§ Try it
Check every line of the material below for the string "Windows", and return the ones that have it.
┌─ Records for processing
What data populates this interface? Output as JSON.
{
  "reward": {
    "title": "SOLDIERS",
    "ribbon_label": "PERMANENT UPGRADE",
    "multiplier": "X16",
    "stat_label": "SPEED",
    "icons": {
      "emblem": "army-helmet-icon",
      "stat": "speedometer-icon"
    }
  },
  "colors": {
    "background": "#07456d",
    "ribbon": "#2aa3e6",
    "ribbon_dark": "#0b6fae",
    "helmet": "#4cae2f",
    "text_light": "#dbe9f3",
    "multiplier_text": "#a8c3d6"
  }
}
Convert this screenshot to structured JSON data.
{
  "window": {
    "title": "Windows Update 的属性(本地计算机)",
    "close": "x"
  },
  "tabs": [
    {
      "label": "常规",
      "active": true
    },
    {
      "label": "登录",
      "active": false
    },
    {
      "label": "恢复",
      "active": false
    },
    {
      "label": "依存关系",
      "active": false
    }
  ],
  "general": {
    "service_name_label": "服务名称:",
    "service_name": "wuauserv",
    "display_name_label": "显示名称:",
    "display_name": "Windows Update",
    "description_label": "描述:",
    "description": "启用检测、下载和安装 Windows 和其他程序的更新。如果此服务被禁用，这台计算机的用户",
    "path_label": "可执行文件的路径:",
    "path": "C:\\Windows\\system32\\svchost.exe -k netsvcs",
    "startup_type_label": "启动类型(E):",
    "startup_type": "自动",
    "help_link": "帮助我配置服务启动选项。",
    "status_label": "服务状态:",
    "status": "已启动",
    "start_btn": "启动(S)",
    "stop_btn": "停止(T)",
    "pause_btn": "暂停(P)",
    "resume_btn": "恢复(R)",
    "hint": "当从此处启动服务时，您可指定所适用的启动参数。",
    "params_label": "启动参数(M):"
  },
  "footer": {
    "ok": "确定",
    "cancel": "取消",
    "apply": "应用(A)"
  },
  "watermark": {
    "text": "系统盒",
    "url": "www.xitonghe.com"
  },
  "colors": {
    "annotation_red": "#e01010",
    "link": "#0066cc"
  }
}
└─
§ Response to the exercise
    "title": "Windows Update 的属性(本地计算机)",
    "display_name": "Windows Update",
    "description": "启用检测、下载和安装 Windows 和其他程序的更新。如果此服务被禁用，这台计算机的用户",
    "path": "C:\\Windows\\system32\\svchost.exe -k netsvcs",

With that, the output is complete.